**Your instructions**
Filter the records for lines holding the string "icon".

============================================================

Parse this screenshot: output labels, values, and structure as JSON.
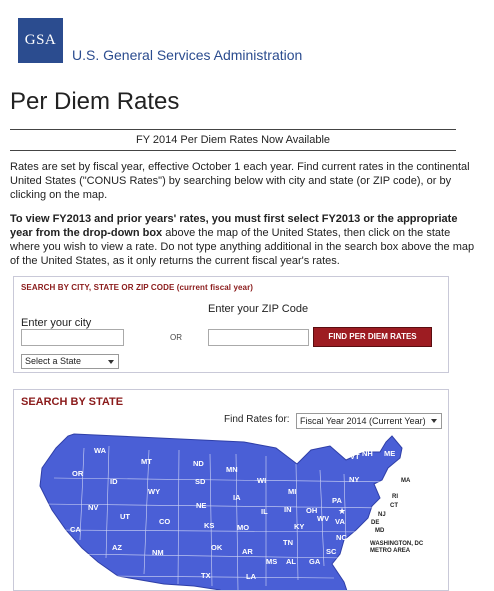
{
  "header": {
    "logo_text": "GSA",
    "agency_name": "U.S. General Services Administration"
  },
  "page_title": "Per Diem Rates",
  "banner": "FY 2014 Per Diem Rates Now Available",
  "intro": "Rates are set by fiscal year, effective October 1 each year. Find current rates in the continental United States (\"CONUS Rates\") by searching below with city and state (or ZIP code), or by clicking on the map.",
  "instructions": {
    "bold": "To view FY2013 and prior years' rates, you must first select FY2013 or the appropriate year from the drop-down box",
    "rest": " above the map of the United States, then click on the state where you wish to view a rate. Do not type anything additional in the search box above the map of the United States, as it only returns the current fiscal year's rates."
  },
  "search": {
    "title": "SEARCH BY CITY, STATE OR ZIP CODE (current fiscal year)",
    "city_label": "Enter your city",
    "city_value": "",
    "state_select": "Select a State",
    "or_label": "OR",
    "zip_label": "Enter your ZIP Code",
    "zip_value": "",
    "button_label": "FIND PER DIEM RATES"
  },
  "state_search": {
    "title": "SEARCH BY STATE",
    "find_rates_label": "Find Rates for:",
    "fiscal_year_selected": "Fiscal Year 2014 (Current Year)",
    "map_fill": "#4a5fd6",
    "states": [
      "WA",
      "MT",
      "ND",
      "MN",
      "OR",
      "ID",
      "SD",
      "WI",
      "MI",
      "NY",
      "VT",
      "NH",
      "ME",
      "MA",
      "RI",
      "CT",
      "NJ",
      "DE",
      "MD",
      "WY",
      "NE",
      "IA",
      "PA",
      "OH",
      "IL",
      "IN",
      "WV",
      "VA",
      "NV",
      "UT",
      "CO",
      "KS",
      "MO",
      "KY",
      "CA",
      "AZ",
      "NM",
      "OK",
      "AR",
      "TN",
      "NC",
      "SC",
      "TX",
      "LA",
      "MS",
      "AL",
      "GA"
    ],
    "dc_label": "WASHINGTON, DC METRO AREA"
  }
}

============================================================

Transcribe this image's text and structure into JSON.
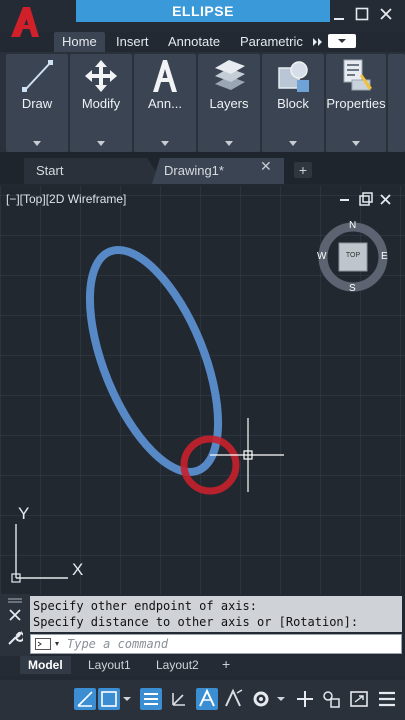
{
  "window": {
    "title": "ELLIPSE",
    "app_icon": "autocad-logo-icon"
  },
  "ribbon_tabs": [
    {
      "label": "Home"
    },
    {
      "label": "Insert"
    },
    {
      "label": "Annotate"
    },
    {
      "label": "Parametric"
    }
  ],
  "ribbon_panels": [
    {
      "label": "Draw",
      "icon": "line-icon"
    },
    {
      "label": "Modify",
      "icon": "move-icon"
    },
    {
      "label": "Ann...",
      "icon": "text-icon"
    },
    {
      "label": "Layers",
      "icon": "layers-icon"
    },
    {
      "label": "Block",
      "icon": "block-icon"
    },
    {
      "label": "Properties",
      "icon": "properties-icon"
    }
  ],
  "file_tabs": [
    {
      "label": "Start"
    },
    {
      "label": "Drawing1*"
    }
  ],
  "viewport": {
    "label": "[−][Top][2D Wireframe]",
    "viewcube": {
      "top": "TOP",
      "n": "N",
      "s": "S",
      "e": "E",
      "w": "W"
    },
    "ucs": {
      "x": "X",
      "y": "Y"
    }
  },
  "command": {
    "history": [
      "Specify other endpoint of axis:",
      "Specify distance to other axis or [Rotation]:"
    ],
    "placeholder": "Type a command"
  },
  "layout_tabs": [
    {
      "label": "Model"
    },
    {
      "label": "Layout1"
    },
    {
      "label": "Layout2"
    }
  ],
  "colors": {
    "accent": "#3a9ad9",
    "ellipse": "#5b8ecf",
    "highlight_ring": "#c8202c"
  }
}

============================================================

**Answer to this exercise**
    "app_icon": "autocad-logo-icon"
      "icon": "line-icon"
      "icon": "move-icon"
      "icon": "text-icon"
      "icon": "layers-icon"
      "icon": "block-icon"
      "icon": "properties-icon"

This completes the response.